dir. Costa-Gavras

Opens Fri April 25

Hollywood Theater

After directing The Pianist, Roman Polanski noted that he refrained from making a Holocaust film for so long because he didn't want to be heavy-handed in dealing with a topic already brimming with drama. Director Costa-Gavras, a Greek Marxist, could have taken a cue from Polanski while making Amen., his oafish film about SS Agent Kurt Gerstein, who develops Zyklon B to purify water, then discovers it's being used to exterminate the Jews. It's a topic bursting open with dramatic potential--including the age-old story of a man and his conscience. Yet Costa-Gravas misses his chance to direct a subtle, affecting film, instead delivering a skittish, overly dramatic yet strangely impotent look at history's most shameful chapter.

This is unfortunate, because the story behind Amen. is quite interesting. Ulrich Tukur's Gerstein is a naîve SS Officer/scientist who discovers the truth about the Holocaust. He appeals to church elders--both his own Protestant leaders, and those in the Vatican--to alert the people of Germany, believing that once they know of the atrocities, they will valiantly rise up against the Nazis. No one listens or believes his story, save for a young Jesuit priest, Riccardo Fontana, who takes it upon himself to alert the Pope of the Jewish genocide.

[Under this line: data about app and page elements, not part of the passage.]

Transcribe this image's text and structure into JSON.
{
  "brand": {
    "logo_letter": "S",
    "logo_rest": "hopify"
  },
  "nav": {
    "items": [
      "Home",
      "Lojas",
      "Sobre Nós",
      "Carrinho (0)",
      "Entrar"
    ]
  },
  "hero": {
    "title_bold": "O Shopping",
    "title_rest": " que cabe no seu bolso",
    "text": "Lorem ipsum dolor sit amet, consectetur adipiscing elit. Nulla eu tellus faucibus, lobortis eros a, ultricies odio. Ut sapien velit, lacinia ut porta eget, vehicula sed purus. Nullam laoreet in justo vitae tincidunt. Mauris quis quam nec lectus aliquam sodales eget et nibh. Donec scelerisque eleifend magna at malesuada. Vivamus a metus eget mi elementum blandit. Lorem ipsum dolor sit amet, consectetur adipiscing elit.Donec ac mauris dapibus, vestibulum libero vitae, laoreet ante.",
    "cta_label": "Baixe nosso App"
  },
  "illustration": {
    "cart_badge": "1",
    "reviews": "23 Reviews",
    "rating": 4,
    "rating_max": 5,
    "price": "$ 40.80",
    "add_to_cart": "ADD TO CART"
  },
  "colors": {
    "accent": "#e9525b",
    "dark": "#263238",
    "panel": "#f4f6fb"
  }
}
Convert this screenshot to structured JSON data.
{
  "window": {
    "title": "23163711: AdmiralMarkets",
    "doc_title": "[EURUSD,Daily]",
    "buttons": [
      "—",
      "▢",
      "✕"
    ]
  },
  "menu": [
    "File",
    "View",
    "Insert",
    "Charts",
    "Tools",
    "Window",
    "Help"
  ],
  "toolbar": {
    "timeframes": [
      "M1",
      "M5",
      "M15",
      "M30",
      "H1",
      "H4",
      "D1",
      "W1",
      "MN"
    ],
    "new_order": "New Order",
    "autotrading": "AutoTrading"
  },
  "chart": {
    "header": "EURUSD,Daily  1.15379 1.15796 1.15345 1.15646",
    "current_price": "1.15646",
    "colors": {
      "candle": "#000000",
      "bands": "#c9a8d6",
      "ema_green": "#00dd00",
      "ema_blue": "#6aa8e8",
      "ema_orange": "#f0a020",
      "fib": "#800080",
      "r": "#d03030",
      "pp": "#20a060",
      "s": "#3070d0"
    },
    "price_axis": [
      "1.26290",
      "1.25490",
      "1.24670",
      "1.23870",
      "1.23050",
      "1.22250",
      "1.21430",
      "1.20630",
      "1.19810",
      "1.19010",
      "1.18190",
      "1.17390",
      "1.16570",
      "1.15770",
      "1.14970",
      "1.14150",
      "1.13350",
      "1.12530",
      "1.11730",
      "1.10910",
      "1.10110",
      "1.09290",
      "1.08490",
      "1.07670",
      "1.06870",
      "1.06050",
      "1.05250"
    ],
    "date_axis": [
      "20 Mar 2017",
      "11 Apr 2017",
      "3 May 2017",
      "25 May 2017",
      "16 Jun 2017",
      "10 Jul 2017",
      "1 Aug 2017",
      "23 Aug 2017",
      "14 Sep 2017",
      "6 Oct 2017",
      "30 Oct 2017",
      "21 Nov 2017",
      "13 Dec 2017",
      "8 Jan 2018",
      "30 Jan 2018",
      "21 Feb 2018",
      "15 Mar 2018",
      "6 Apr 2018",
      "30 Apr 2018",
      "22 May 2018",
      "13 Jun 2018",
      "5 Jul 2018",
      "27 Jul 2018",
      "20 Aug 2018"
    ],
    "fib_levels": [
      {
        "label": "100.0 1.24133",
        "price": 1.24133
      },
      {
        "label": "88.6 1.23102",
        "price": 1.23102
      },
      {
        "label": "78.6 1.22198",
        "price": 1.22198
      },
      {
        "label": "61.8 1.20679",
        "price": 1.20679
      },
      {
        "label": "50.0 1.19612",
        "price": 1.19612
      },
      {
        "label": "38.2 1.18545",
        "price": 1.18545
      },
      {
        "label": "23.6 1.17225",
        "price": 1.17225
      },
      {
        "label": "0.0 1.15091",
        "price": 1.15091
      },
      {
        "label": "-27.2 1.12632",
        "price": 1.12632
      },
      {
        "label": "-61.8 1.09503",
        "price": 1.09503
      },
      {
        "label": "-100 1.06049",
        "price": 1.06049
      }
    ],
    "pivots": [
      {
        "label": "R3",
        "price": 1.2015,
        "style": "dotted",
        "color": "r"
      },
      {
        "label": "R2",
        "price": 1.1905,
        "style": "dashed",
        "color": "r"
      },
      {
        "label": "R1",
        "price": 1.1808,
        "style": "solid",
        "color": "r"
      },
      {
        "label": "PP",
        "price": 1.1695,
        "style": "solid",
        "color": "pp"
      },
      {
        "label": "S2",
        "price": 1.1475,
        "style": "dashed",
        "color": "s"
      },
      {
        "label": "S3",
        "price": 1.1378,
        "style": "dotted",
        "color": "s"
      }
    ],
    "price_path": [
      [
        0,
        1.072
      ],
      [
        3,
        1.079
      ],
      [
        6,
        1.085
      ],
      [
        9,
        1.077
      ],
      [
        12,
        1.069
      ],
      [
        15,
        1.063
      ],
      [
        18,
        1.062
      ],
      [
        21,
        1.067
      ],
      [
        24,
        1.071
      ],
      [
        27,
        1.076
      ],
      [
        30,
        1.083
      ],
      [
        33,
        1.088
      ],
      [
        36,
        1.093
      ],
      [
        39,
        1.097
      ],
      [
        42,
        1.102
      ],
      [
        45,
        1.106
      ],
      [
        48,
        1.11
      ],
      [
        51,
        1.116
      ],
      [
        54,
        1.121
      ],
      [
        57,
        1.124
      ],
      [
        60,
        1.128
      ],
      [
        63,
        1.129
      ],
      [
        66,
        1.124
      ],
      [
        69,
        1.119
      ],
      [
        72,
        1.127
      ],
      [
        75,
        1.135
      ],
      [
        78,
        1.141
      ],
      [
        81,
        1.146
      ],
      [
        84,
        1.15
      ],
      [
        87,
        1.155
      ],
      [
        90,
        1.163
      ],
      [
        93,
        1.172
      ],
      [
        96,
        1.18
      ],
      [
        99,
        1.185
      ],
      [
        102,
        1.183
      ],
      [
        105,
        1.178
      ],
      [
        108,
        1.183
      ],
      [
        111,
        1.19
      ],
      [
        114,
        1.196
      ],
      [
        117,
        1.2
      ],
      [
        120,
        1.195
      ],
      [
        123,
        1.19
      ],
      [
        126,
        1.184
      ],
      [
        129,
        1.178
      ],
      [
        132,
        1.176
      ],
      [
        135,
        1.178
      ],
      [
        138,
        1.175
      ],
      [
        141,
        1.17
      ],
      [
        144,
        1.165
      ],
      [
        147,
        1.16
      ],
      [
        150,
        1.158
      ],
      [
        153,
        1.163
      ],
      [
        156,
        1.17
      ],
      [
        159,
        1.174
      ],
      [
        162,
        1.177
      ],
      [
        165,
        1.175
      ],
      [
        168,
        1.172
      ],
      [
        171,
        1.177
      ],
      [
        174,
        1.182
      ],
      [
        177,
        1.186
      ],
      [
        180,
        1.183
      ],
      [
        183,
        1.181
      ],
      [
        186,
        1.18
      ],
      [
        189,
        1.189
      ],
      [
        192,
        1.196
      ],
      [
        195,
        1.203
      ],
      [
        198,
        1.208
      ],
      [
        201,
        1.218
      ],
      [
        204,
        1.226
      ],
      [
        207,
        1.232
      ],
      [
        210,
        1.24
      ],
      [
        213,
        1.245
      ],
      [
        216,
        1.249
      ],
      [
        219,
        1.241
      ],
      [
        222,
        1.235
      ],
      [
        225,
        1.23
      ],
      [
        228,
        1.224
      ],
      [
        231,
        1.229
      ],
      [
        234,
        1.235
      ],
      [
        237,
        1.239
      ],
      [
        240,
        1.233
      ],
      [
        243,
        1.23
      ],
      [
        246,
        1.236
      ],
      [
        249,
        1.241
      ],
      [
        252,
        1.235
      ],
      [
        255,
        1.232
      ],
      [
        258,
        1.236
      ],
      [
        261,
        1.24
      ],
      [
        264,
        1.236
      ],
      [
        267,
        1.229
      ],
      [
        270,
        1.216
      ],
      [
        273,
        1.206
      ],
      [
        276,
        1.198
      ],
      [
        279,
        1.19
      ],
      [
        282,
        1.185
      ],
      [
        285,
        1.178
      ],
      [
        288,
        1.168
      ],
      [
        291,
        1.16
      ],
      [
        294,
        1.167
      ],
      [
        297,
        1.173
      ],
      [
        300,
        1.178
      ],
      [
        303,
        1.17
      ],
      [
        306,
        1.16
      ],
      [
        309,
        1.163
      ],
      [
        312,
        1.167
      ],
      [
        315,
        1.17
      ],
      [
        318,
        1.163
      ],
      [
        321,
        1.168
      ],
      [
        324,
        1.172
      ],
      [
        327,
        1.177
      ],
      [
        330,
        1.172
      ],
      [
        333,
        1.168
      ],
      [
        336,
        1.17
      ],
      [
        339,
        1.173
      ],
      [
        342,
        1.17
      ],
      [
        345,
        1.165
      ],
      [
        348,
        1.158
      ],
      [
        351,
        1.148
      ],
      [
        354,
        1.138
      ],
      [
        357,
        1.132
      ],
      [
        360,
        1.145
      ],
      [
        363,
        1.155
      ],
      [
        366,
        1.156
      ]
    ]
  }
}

The film's focus, wrongly, is not quite Gerstein's strange and conscious-wrecking double identity (despite being horrified by the annihilation, he stays on with the Nazis so that he may bear witness). Rather, it's an indictment of the Vatican's willful, often politically motivated silence about the Holocaust. You can't blame Costa-Gavras for making an anti-Catholic movie--one particularly affecting scene depicts the Vatican's cardinals slurping decadently on lobster as Fontana shows them a map of concentration camps. But you can blame him for the hokey, made for TV movie-like, symbolic imagery, including several shots of full and empty cattle trains heading ominously to their destination. And you can blame him for the broad-stroked "good vs. evil" patina of the film, depicting Catholic tyranny over Gerstein and Fontana's martyr-like ends. (Gerstein's real-life bravery/moral dilemma is far more interesting; however, in Amen., it's not even mentioned that he in fact joined the SS to infiltrate it.) Though the film is sometimes lacking in both cogence and personality, it's still fairly entertaining in a way it kind of shouldn't be. But for a dose of historical reality, you might want to hit the library.